Our interaction helped me land upon a slightly different approach: to showcase a blend of the community’s higher-cupping coffees. These are the things you learn when you show up. What seems obvious to us is based on our own cultural experiences, and isn’t universal. Vertical Sourcing has had an impact on this community—but the community has also had an impact on us.
Currently, Coffeebar and our guests are the primary beneficiaries of the quality improvements in La Suiza coffee, but the tipping point will come when the community reaches a threshold of quality and begins to sign contracts with customers beyond Coffeebar, increasing their volume export exponentially. That’s impact.
There’s an idea that traveling to origin is partly about “securing” supply. But it would be a beautifully bittersweet moment if one year La Suiza had the opportunity to sell all their coffee to a different roaster, at a higher price, potentially leaving us high and dry. After all, building a market doesn’t mean you automatically get to keep it.
If I know Greg’s competitive spirit, though, we’d just have to win that bidding war.
How can you participate?
- Order any espresso drink! The Zephyr blend is chock-full of La Suiza coffee.
- Buy the Zephyr blend to enjoy at home.
- Get others involved!

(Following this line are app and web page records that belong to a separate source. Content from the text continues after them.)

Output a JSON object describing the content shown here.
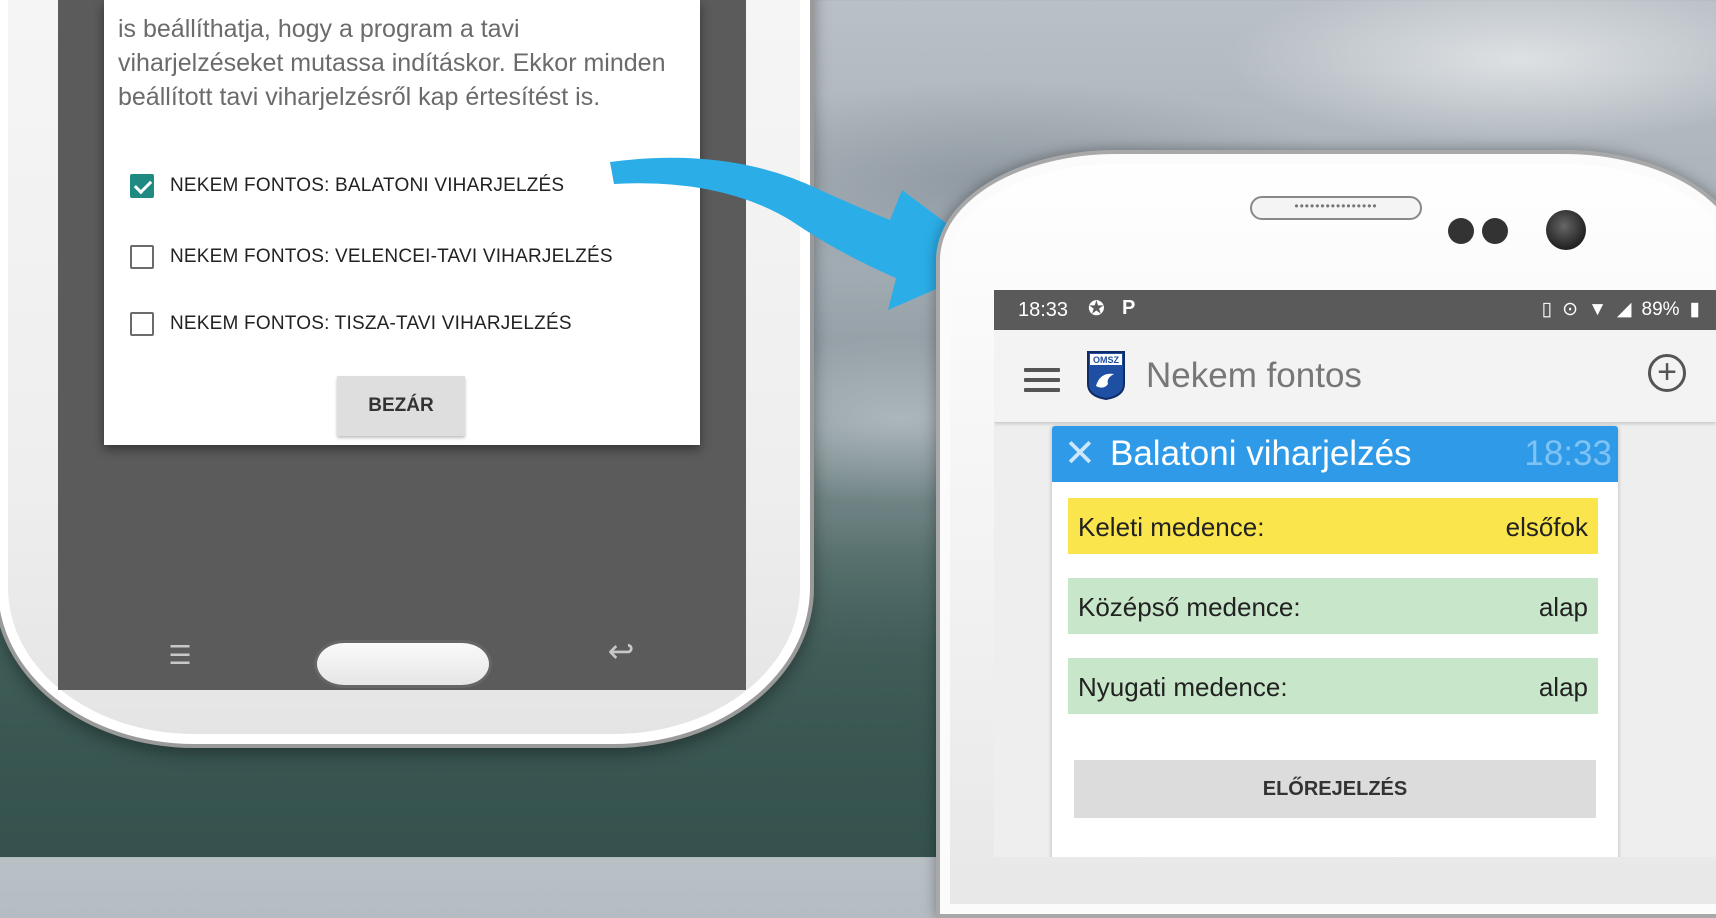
{
  "colors": {
    "checkbox_checked": "#1f8a82",
    "card_header": "#2f9be8",
    "card_time": "#7fc3f5",
    "arrow": "#2baee8",
    "row_warning": "#fbe54d",
    "row_basic": "#c8e6c9"
  },
  "left_phone": {
    "dialog_text": "is beállíthatja, hogy a program a tavi viharjelzéseket mutassa indításkor. Ekkor minden beállított tavi viharjelzésről kap értesítést is.",
    "options": [
      {
        "label": "NEKEM FONTOS: BALATONI VIHARJELZÉS",
        "checked": true
      },
      {
        "label": "NEKEM FONTOS: VELENCEI-TAVI VIHARJELZÉS",
        "checked": false
      },
      {
        "label": "NEKEM FONTOS: TISZA-TAVI VIHARJELZÉS",
        "checked": false
      }
    ],
    "close_label": "BEZÁR",
    "icons": {
      "menu_key": "menu-key-icon",
      "home_key": "home-button",
      "back_key": "back-key-icon"
    }
  },
  "right_phone": {
    "speaker_dots": "••••••••••••••••",
    "status_bar": {
      "time": "18:33",
      "icon_1": "notification-icon",
      "icon_2": "P",
      "battery": "89%",
      "right_icons": [
        "vibrate-icon",
        "location-icon",
        "wifi-icon",
        "signal-icon"
      ]
    },
    "app_bar": {
      "title": "Nekem fontos",
      "logo_text": "OMSZ",
      "icons": [
        "menu-icon",
        "omsz-logo",
        "add-circle-icon"
      ]
    },
    "card": {
      "close_glyph": "✕",
      "title": "Balatoni viharjelzés",
      "time": "18:33",
      "rows": [
        {
          "label": "Keleti medence:",
          "value": "elsőfok"
        },
        {
          "label": "Középső medence:",
          "value": "alap"
        },
        {
          "label": "Nyugati medence:",
          "value": "alap"
        }
      ],
      "forecast_label": "ELŐREJELZÉS"
    }
  }
}
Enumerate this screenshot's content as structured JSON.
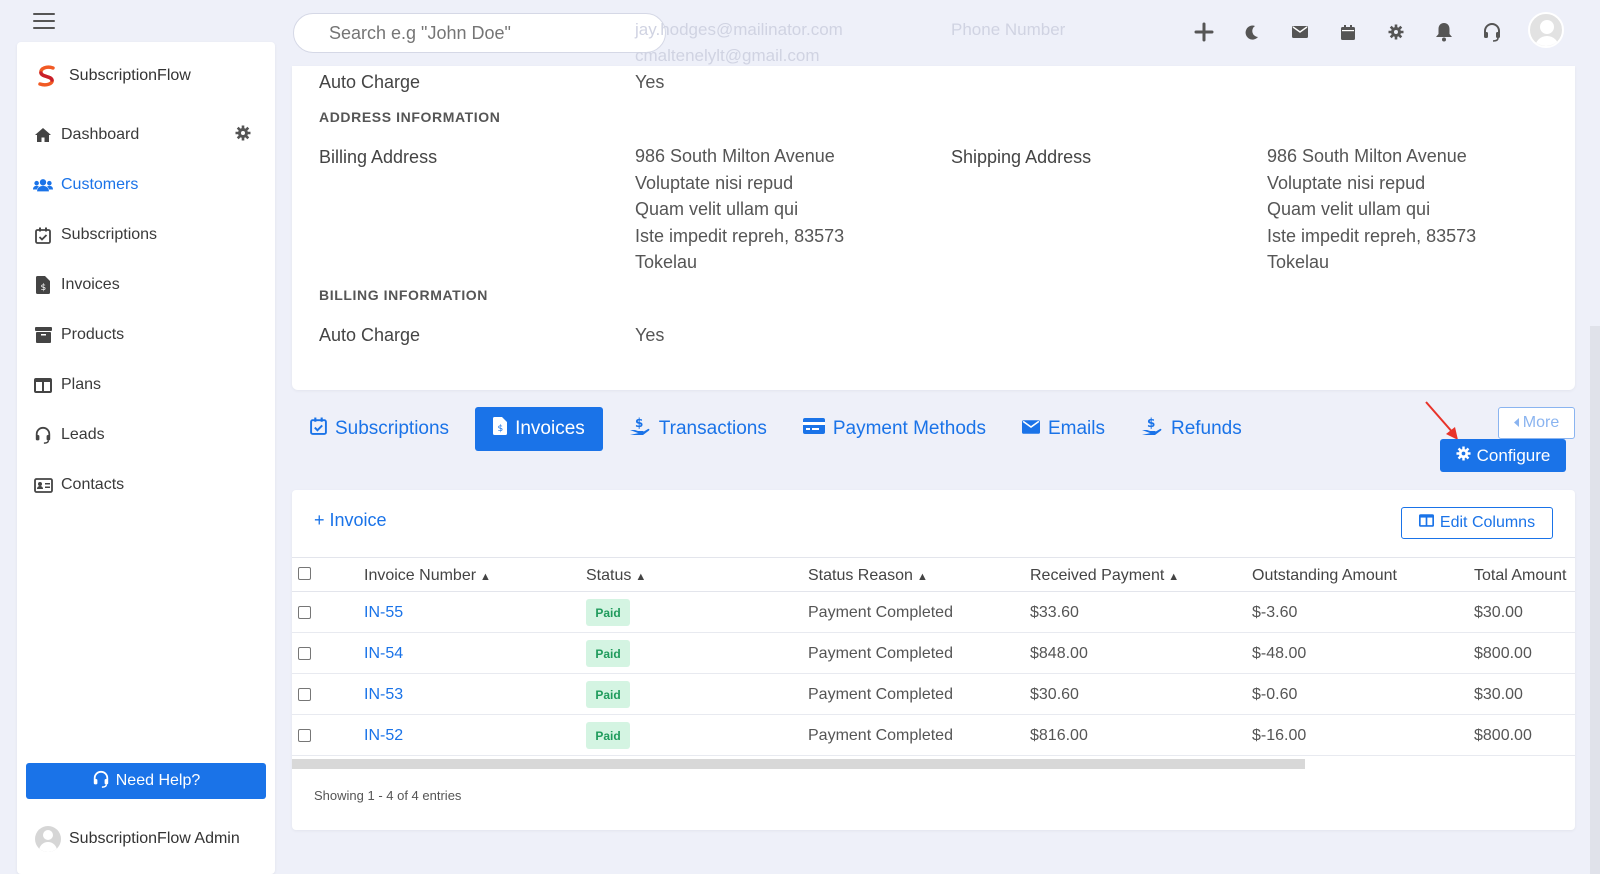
{
  "header": {
    "search_placeholder": "Search e.g \"John Doe\"",
    "ghost_email": "jay.hodges@mailinator.com",
    "ghost_phone": "Phone Number",
    "ghost_email2": "cmaltenelylt@gmail.com"
  },
  "sidebar": {
    "brand": "SubscriptionFlow",
    "items": [
      {
        "label": "Dashboard",
        "icon": "home-icon"
      },
      {
        "label": "Customers",
        "icon": "users-icon"
      },
      {
        "label": "Subscriptions",
        "icon": "calendar-check-icon"
      },
      {
        "label": "Invoices",
        "icon": "invoice-icon"
      },
      {
        "label": "Products",
        "icon": "archive-icon"
      },
      {
        "label": "Plans",
        "icon": "columns-icon"
      },
      {
        "label": "Leads",
        "icon": "headset-icon"
      },
      {
        "label": "Contacts",
        "icon": "id-card-icon"
      }
    ],
    "active": "Customers",
    "help_label": "Need Help?",
    "admin_name": "SubscriptionFlow Admin"
  },
  "info": {
    "auto_charge_label": "Auto Charge",
    "auto_charge_value": "Yes",
    "address_section": "ADDRESS INFORMATION",
    "billing_address_label": "Billing Address",
    "billing_address_lines": [
      "986 South Milton Avenue",
      "Voluptate nisi repud",
      "Quam velit ullam qui",
      "Iste impedit repreh, 83573",
      "Tokelau"
    ],
    "shipping_address_label": "Shipping Address",
    "shipping_address_lines": [
      "986 South Milton Avenue",
      "Voluptate nisi repud",
      "Quam velit ullam qui",
      "Iste impedit repreh, 83573",
      "Tokelau"
    ],
    "billing_section": "BILLING INFORMATION",
    "billing_auto_charge_label": "Auto Charge",
    "billing_auto_charge_value": "Yes"
  },
  "tabs": {
    "items": [
      "Subscriptions",
      "Invoices",
      "Transactions",
      "Payment Methods",
      "Emails",
      "Refunds"
    ],
    "active": "Invoices",
    "more_label": "More",
    "configure_label": "Configure"
  },
  "table": {
    "add_label": "+ Invoice",
    "edit_columns_label": "Edit Columns",
    "columns": [
      "Invoice Number",
      "Status",
      "Status Reason",
      "Received Payment",
      "Outstanding Amount",
      "Total Amount"
    ],
    "rows": [
      {
        "number": "IN-55",
        "status": "Paid",
        "reason": "Payment Completed",
        "received": "$33.60",
        "outstanding": "$-3.60",
        "total": "$30.00"
      },
      {
        "number": "IN-54",
        "status": "Paid",
        "reason": "Payment Completed",
        "received": "$848.00",
        "outstanding": "$-48.00",
        "total": "$800.00"
      },
      {
        "number": "IN-53",
        "status": "Paid",
        "reason": "Payment Completed",
        "received": "$30.60",
        "outstanding": "$-0.60",
        "total": "$30.00"
      },
      {
        "number": "IN-52",
        "status": "Paid",
        "reason": "Payment Completed",
        "received": "$816.00",
        "outstanding": "$-16.00",
        "total": "$800.00"
      }
    ],
    "showing": "Showing 1 - 4 of 4 entries"
  },
  "colors": {
    "accent": "#1a73e8",
    "paid_bg": "#d4f4e2",
    "paid_text": "#1f9b5c",
    "page_bg": "#eef0f9"
  }
}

Share this blog and bring them to your favorite Coffeebar!
- Try our first La Suiza micro lot, 'Buena Vista,' scheduled to launch in May!
- Join July’s Virtual Coffee Tasting with importer De La Gente, email firstname.lastname@example.org for more info.
- Keep an eye out for a special opportunity to help purchase two new depulpers that will help the community at La Suiza get one step closer to their goals. We’ll tell the full story the week of 3/22.